The Reverend Cotton Mather himself, Boston’s leading Puritan minister of the time, called Goody Glover an “idolatrous Roman Catholick” during his investigation into the case. After interrogating her, Mather reported that Glover prayed to a host of spirits, evidence that was used against her in her trial. Today, it is thought that these spirits were not demons, but Catholic saints.
When ordered to recite the Lord’s Prayer at her trial, Glover, who many historians believe did not know much English, did so in a mix of Gaelic and broken Latin, confirming her guilt in the minds of her accusers.
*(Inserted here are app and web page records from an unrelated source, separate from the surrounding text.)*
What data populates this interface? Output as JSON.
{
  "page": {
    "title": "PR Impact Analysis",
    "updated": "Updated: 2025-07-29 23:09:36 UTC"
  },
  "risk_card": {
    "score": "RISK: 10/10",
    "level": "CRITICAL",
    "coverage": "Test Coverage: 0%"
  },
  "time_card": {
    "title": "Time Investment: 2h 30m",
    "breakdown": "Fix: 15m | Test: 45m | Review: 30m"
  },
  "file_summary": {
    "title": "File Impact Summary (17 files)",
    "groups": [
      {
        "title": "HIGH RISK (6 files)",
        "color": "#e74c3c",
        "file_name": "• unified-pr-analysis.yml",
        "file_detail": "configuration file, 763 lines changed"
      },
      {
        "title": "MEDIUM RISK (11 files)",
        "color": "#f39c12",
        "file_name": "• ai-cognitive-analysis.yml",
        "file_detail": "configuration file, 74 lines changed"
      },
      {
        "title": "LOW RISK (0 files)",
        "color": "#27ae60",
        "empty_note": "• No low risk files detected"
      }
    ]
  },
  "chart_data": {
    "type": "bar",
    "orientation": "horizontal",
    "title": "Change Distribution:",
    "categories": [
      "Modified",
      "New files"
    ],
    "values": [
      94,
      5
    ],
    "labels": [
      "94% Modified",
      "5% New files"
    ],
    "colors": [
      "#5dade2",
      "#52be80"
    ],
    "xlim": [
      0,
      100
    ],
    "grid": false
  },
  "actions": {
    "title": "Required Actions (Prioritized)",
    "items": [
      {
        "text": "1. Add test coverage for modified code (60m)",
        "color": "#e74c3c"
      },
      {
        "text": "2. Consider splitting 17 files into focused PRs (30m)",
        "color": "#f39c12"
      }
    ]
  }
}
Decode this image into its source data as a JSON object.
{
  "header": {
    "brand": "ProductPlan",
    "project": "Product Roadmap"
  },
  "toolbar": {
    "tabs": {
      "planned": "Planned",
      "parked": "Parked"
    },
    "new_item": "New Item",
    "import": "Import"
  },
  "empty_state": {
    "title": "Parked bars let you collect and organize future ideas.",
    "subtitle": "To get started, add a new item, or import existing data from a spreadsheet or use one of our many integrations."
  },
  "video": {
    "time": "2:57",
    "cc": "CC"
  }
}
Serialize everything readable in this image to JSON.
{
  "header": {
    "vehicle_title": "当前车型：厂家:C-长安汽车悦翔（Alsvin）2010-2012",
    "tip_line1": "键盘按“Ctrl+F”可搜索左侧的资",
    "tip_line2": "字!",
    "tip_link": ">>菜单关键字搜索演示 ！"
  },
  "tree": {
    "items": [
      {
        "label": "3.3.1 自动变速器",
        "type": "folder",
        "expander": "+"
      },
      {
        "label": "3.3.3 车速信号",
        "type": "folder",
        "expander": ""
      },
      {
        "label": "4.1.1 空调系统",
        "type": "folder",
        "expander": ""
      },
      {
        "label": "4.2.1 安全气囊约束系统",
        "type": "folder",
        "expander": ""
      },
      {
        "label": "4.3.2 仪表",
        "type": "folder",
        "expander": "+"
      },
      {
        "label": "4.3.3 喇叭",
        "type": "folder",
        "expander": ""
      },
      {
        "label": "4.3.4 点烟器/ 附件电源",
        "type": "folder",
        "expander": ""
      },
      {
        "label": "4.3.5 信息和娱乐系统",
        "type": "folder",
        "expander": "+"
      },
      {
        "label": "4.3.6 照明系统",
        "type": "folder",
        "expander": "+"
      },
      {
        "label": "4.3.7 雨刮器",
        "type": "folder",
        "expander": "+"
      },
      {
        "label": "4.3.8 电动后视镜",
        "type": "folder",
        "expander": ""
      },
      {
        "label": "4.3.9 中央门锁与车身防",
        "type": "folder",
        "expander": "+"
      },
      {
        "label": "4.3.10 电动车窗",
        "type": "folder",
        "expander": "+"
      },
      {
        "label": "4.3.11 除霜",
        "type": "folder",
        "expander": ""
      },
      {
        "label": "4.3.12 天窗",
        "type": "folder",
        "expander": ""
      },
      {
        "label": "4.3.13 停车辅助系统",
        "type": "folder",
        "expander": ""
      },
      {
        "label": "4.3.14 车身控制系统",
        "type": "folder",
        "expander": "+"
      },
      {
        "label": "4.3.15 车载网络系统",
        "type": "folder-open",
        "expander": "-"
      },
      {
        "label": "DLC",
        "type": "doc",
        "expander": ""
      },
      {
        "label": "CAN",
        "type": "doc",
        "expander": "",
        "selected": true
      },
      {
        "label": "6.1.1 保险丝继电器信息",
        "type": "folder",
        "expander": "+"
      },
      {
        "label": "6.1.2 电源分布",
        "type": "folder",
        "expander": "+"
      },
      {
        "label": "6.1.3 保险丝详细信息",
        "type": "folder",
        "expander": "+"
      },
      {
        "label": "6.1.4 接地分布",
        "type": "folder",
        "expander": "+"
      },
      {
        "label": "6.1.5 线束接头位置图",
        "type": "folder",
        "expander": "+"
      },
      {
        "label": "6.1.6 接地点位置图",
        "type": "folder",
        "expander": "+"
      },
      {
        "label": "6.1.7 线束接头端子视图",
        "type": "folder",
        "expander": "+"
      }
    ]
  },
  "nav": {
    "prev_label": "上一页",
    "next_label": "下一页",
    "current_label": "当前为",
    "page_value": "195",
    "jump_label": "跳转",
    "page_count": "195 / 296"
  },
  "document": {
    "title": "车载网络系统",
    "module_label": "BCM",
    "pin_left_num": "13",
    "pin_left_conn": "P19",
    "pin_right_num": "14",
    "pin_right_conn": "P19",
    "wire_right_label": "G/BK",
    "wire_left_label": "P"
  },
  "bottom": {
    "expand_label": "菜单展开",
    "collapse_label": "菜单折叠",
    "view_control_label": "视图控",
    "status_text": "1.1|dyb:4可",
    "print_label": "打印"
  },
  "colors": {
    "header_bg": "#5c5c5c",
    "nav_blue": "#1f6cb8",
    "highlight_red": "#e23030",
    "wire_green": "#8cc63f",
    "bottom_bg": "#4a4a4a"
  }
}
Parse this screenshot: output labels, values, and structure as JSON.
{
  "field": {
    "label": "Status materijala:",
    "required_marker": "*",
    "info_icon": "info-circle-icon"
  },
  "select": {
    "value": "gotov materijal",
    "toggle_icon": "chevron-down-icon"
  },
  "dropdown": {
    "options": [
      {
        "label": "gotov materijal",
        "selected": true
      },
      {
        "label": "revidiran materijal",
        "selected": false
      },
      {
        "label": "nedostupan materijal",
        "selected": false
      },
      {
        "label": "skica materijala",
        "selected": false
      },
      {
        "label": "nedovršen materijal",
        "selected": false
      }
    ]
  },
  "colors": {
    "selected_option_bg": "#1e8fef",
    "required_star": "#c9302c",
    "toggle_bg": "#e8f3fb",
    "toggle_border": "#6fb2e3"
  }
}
Glover was hanged in Boston on November 16, 1688. In the words of Robert Calef, a Boston merchant who knew her, “Goody Glover was a despised, crazy, poor old woman, an Irish Catholic who was tried for afflicting the Goodwin children. Her behavior at her trial was like that of one distracted. They did her cruel. The proof against her was wholly deficient. The jury brought her guilty. She was hung. She died a Catholic.”
Four years after her execution, the witchcraft hysteria peaked in Salem, and 19 “witches” were sent to the gallows.
Three hundred years after Glover was hanged, in 1988, the Boston City Council proclaimed November 16 as “Goody Glover Day” in remembrance of her. A plaque dedicated to the memory of “Goodwife Ann Glover” reads:
Not far from here on 16 November 1688 Goodwife Ann Glover an elderly Irish widow, was hanged as a witch because she had refused to renounce her Catholic faith. Having been deported from her native Ireland to the Barbados with her husband, who died there because of his own loyalty to the Catholic faith, she came to Boston where she was living for at least six years before she was unjustly condemned to death. This memorial is erected to commemorate “Goody” Glover as the first Catholic martyr in Massachusetts.